### Data extract
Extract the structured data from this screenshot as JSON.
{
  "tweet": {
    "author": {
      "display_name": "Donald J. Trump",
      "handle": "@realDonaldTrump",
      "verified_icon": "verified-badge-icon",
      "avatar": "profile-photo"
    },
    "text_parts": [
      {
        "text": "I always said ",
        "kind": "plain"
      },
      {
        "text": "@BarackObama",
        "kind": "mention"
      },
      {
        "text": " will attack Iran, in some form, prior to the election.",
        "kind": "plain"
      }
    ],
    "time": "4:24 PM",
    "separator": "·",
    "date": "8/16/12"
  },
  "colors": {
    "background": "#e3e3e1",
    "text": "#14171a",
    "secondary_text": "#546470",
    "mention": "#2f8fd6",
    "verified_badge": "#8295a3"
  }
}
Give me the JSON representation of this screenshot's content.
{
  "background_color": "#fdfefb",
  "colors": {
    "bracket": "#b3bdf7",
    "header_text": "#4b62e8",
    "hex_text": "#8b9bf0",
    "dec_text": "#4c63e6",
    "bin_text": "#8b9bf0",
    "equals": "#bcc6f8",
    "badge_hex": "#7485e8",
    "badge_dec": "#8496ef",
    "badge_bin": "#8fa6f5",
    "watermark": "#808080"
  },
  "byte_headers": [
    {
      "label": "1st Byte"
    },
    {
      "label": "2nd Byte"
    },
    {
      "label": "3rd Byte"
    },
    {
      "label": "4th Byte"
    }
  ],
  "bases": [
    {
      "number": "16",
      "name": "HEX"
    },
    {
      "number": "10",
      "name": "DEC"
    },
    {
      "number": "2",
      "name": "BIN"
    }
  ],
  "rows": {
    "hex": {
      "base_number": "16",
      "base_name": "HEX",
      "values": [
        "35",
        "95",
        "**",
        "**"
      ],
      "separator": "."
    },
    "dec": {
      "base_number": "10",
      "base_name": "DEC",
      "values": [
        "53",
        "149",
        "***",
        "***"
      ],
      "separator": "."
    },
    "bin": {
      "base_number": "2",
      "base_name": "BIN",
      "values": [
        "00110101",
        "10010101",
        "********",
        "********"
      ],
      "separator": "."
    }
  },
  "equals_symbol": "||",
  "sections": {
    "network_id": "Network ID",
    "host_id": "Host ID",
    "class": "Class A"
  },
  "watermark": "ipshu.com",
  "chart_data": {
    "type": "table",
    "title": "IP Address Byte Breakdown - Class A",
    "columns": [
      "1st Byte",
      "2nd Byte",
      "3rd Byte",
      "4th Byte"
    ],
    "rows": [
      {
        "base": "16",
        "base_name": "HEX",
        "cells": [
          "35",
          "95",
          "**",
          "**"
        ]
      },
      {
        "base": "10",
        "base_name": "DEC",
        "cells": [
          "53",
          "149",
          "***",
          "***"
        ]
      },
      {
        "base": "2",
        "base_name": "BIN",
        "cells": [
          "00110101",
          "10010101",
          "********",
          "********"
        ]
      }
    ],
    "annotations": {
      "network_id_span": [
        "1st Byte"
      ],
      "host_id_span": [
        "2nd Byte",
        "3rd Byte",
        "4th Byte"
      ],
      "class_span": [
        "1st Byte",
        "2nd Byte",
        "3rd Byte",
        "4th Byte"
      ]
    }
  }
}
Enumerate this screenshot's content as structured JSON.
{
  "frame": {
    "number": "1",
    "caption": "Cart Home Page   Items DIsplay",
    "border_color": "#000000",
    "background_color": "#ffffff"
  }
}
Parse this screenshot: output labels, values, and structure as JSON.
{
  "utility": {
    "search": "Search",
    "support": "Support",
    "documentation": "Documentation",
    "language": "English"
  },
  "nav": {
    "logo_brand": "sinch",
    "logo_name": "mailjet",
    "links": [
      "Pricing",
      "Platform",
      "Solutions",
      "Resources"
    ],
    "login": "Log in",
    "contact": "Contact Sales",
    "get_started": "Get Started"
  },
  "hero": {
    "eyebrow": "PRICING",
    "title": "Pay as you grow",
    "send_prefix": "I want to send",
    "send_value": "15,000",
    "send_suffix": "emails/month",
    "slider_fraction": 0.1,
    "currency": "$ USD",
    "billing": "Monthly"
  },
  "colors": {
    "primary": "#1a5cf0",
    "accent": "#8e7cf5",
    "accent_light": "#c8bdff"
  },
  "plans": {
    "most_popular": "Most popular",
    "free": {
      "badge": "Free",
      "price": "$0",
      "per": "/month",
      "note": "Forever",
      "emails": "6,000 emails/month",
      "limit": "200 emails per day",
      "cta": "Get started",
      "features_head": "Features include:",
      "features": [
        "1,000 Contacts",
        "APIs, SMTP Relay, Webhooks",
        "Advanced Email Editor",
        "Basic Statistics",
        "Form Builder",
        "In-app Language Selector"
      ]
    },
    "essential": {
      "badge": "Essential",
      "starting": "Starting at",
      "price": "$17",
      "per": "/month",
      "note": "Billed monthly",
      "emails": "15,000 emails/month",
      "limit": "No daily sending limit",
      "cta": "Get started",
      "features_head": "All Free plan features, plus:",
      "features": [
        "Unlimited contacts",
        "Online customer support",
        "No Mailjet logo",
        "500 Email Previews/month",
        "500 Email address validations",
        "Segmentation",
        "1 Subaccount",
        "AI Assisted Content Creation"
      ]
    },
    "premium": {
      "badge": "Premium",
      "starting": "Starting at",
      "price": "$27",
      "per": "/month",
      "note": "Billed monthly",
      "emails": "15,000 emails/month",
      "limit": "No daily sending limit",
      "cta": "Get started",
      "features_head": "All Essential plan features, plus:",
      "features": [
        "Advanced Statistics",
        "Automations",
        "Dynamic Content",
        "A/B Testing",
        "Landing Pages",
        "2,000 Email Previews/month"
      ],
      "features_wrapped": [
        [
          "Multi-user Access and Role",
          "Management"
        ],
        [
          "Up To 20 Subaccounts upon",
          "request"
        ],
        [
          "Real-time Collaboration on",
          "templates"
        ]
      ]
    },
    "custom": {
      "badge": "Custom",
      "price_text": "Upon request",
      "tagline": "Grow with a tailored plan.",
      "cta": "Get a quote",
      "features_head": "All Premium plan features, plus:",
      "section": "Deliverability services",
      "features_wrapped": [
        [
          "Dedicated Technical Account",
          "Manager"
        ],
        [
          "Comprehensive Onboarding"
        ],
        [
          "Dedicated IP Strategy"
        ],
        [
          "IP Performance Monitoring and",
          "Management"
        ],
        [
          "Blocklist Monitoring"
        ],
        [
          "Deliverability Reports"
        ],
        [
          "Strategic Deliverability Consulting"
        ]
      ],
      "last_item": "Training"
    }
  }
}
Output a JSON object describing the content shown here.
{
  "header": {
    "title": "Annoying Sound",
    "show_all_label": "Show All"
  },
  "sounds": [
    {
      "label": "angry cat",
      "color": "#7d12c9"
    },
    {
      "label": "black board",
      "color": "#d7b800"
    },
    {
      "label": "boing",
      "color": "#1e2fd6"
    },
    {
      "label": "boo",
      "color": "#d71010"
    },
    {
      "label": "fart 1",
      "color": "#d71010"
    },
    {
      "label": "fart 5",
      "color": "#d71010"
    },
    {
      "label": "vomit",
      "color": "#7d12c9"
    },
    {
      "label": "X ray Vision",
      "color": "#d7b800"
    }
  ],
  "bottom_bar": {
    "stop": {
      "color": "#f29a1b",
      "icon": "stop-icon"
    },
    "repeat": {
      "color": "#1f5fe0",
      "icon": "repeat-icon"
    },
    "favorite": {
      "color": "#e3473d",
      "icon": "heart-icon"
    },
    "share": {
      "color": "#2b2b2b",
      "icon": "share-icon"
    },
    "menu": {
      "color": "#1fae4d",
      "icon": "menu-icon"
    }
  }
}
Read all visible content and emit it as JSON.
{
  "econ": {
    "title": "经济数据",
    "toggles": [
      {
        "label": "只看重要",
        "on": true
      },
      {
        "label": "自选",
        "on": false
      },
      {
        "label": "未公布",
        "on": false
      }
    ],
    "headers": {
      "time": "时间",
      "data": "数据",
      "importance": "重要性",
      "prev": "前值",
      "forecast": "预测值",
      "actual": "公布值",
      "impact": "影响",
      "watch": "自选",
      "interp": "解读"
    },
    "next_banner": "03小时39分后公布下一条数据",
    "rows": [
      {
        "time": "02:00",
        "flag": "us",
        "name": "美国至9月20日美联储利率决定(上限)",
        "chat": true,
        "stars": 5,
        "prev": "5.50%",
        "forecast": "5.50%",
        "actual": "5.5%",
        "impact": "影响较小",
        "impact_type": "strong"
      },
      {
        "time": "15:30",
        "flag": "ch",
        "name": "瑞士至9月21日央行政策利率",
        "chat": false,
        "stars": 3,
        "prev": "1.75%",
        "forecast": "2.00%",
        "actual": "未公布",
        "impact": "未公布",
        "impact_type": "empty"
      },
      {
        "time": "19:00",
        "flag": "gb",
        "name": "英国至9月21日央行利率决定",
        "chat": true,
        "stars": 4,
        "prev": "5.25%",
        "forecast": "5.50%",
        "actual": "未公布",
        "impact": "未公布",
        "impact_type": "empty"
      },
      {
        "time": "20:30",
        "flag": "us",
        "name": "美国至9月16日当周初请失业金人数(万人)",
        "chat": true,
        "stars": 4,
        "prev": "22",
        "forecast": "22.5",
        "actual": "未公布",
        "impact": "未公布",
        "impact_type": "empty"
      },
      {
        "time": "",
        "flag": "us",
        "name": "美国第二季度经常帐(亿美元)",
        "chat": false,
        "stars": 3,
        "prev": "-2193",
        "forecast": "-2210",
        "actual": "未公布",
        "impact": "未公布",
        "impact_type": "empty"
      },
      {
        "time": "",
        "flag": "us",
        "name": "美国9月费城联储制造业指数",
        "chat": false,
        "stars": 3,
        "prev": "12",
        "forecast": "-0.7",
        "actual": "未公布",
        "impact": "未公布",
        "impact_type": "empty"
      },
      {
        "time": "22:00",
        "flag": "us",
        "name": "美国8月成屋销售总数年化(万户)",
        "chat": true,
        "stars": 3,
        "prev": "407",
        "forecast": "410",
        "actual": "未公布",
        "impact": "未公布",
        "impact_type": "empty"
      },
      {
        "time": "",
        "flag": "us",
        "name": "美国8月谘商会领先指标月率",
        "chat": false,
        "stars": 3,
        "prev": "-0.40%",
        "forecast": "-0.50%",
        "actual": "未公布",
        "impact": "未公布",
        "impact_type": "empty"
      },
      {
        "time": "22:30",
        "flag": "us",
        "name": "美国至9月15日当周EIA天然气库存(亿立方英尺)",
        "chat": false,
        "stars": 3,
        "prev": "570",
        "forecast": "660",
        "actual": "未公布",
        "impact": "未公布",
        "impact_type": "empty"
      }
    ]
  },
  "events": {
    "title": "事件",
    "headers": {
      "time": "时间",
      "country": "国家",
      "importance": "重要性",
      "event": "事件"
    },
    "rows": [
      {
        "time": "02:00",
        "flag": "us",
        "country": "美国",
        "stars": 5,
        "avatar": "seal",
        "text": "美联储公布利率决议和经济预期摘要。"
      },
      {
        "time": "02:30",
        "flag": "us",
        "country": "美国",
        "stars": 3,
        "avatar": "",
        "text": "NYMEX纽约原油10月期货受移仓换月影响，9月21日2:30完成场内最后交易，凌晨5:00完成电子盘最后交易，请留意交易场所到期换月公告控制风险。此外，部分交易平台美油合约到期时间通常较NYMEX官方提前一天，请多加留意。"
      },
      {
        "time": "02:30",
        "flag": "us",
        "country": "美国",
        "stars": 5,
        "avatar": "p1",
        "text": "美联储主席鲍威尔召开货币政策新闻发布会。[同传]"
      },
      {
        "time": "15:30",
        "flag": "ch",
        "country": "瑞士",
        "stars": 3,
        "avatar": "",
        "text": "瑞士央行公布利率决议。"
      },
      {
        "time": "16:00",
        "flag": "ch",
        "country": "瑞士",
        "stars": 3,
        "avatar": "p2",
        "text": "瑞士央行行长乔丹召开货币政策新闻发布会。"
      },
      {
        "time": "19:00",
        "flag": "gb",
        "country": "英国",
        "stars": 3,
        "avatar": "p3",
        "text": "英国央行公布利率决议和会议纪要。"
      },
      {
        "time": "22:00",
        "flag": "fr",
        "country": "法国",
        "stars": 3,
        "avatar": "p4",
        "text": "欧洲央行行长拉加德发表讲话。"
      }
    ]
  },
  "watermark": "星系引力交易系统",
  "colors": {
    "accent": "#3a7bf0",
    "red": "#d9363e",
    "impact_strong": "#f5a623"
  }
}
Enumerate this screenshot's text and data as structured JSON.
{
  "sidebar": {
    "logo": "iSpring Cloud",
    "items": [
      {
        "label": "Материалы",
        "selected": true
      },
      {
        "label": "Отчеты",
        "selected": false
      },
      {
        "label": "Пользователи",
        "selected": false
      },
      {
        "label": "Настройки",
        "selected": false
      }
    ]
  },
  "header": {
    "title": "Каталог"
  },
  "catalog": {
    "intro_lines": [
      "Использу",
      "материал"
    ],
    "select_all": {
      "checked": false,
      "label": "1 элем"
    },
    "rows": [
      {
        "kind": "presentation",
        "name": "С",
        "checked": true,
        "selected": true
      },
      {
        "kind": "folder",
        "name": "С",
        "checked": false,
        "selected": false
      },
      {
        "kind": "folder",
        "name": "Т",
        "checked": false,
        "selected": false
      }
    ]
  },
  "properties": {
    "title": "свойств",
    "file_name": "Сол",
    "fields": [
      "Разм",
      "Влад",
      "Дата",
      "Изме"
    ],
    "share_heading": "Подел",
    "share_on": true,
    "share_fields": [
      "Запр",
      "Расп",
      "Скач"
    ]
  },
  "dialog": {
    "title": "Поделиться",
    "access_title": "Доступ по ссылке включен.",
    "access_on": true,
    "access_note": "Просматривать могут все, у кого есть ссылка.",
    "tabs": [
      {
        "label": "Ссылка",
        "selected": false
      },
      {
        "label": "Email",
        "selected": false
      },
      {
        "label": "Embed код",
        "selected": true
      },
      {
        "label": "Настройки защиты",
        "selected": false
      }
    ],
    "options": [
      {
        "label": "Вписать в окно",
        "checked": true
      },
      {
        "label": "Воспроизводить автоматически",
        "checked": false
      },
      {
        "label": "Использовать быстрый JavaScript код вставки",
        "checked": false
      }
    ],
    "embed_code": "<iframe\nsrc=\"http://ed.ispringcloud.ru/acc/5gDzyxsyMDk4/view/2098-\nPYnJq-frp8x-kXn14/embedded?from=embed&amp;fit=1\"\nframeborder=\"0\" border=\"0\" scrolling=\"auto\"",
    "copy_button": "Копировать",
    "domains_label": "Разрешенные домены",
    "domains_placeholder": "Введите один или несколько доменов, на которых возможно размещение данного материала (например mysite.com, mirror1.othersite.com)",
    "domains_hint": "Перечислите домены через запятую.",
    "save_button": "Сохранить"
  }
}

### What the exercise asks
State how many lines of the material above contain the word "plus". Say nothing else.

### Answer space
3